Latest on the worldwide spread of the coronavirus

(Reuters) – Britain said on Thursday that there were lumps and bumps in the global vaccine supply chain that were causing slower than expected deliveries and scolded the European Union for threatening to slap a ban on vaccine exports.


  • AstraZeneca said its scheduled vaccine deliveries to Britain were unaffected and Pfizer said it was on track to meet its delivery targets, after Britain said it would see a significant reduction in the amount of shots available at the end of the month due to a cut in supply.
  • More than 3.79 million people in England who are clinically extremely vulnerable will no longer have to shield from April 1 as the number of cases and hospitalisations continues to fall.
  • France saw the biggest one-day jump in cases on Wednesday since its second lockdown in November and the government prepared to further tighten limits on movement.


  • Brazil’s far-right President Jair Bolsonaro said he was happy that supporters have been staging anti-social distancing protests, on the same day as the country registered more than 90,000 new cases for the first time.
  • Paraguayan opposition lawmakers lost a bid to impeach President Mario Abdo over the government’s handling of the pandemic.
  • The United States is investing $12.25 billion on ramping up COVID-19 testing to help schools reopen safely and promote testing equity among high-risk and under-served populations.


  • India and Pakistan reported a big jump in new infections, driven by a resurgence in cases in their richest states.
  • Pakistan has reversed a decision which had allowed uncapped prices for vaccines imported by private firms.
  • South Korea’s capital, Seoul, defended a decision to order coronavirus tests for all foreign workers on penalty of fines, as calls grew for the measure to be rescinded.
  • Thailand will procure an additional 100,000 doses of China’s Sinovac vaccine to be used and paid for by businesses, in the first phase of a private sector vaccination scheme.


  • Tanzanian President John Magufuli, admired by followers for his hostility to corruption but regarded by foes as an irascible authoritarian, has died aged 61. Mangufuli decried lockdowns, was sceptical of COVID-19 drugs and suggested vaccines may be part of a foreign plot to steal Africa’s wealth.
  • Syria will take delivery within weeks of its first COVID-19 vaccines from the global vaccine sharing platform COVAX, allowing it to kick off an inoculation programme as early as next month.


  • U.S. officials plan to use data gathered from people who have already been vaccinated as well as data from ongoing clinical trials to determine when and whether current vaccines need to be updated to address viral variants.
  • The majority of people who have had COVID-19 are protected from getting it again for at least six months, a study showed, but older people are more prone to reinfection.

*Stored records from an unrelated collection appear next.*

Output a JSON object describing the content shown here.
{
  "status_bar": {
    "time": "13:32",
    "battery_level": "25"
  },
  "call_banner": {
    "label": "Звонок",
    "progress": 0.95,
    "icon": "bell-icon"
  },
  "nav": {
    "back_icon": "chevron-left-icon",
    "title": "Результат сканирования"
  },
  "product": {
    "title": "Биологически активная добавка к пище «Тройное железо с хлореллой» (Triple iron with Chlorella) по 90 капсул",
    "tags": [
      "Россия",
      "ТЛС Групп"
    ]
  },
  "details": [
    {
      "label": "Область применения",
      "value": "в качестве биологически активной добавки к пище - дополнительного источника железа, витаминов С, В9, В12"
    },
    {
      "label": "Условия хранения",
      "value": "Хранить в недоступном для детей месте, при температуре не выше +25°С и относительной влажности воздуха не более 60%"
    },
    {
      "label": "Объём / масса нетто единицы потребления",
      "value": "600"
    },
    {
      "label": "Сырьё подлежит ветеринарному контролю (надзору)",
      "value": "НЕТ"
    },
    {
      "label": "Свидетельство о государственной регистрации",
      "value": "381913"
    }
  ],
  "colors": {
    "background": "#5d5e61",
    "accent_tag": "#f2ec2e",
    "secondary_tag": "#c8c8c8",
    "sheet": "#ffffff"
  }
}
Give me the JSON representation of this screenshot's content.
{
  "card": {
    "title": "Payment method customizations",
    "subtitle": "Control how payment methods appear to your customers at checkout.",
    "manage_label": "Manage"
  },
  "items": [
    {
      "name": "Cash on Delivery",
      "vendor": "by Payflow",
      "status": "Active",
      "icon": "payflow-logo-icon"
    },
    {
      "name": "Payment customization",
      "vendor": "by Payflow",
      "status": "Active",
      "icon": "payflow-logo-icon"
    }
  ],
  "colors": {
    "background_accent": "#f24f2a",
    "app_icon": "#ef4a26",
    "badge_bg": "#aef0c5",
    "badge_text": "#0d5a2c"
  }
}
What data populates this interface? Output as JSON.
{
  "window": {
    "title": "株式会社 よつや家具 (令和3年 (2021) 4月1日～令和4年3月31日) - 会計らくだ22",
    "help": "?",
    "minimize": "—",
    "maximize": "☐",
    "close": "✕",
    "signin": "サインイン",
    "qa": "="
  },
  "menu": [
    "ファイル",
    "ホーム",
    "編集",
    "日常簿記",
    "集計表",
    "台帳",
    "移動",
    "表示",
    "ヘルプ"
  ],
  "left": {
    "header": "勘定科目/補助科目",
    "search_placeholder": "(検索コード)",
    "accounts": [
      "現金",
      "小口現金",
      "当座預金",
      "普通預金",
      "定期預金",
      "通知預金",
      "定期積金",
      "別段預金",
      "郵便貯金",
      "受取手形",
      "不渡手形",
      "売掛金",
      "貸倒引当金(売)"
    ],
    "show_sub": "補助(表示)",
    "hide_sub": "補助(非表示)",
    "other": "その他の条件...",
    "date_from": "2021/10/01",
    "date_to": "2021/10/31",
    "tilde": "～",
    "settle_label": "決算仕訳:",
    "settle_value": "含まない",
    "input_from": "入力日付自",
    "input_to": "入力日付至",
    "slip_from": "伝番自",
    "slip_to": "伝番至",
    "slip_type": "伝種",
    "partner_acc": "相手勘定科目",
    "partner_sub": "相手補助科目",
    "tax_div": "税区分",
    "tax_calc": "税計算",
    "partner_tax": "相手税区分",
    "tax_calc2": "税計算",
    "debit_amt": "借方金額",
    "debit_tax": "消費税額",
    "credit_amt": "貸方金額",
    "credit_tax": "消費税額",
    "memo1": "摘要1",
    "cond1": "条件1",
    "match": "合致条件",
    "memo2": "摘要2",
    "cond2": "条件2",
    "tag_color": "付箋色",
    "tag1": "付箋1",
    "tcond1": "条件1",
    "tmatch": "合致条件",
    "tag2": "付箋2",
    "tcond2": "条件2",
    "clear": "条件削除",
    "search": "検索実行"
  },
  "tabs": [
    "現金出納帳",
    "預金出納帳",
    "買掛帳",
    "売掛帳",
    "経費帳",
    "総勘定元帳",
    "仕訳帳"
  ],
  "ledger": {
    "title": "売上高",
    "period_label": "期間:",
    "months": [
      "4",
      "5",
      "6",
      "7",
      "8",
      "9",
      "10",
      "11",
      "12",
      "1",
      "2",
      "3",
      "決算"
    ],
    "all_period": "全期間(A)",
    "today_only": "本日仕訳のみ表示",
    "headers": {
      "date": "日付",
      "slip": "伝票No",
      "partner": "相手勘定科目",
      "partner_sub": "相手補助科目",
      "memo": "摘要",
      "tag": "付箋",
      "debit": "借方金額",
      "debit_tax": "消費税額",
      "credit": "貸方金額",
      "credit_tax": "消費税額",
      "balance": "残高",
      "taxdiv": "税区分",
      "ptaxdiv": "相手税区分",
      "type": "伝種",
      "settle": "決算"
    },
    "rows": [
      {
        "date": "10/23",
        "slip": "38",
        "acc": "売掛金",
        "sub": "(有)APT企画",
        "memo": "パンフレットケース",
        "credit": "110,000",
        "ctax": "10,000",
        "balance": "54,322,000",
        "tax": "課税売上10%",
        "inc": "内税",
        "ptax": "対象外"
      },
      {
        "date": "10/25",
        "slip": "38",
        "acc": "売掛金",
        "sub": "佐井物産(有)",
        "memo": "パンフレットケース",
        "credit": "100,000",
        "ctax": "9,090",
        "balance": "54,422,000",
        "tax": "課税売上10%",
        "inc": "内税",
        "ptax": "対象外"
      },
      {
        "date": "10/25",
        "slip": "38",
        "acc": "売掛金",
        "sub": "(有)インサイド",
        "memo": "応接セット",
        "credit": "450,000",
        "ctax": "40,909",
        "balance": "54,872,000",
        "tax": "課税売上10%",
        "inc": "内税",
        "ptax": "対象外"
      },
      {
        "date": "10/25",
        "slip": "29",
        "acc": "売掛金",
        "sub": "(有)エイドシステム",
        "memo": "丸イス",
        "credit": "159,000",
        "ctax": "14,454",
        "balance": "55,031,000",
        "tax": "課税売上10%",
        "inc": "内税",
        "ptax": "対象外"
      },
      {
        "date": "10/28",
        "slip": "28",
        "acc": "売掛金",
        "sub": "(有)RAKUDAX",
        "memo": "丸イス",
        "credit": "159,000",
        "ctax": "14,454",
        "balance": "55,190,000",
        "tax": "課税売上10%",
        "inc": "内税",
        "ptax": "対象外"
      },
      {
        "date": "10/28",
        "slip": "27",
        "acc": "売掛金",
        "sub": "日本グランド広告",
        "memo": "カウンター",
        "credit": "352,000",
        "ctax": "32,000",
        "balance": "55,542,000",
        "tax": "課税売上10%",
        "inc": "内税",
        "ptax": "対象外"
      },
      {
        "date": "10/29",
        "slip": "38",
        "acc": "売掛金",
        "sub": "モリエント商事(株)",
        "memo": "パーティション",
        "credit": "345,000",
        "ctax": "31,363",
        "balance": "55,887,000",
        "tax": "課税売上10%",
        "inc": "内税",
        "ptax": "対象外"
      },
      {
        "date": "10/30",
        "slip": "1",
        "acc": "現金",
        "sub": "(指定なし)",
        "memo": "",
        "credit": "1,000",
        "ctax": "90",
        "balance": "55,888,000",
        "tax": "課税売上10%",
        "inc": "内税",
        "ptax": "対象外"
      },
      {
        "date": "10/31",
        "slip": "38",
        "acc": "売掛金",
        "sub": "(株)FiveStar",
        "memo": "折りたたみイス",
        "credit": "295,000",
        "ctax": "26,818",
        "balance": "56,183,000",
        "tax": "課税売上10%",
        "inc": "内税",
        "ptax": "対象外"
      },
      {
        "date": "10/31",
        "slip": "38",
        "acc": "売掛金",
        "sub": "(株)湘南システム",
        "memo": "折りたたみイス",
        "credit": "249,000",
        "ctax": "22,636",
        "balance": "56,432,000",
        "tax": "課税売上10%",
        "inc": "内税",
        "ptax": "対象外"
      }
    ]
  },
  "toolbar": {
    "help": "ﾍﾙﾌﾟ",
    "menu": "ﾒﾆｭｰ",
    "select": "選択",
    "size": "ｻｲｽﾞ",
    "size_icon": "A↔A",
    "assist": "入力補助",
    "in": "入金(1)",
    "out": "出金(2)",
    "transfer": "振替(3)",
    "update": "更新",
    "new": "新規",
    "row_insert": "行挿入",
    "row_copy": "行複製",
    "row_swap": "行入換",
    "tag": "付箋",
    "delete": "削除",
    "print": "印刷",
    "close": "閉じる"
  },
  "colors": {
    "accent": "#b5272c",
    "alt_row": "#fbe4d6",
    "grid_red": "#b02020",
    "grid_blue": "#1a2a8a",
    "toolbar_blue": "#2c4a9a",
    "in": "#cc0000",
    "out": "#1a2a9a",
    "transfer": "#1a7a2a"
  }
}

  • Asian shares and U.S. stock futures rose after the Federal Reserve committed to maintaining accommodative monetary policy and projected a rapid jump in U.S. economic growth as the pandemic eases. [MKTS/GLOB]
  • The Bank of England will probably try to keep a lid on expectations that Britain’s economy is heading for a strong, vaccine-boosted recovery after suffering its worst crash in three centuries last year.
  • Israel announced a long-awaited bailout of its airlines to help them weather the coronavirus.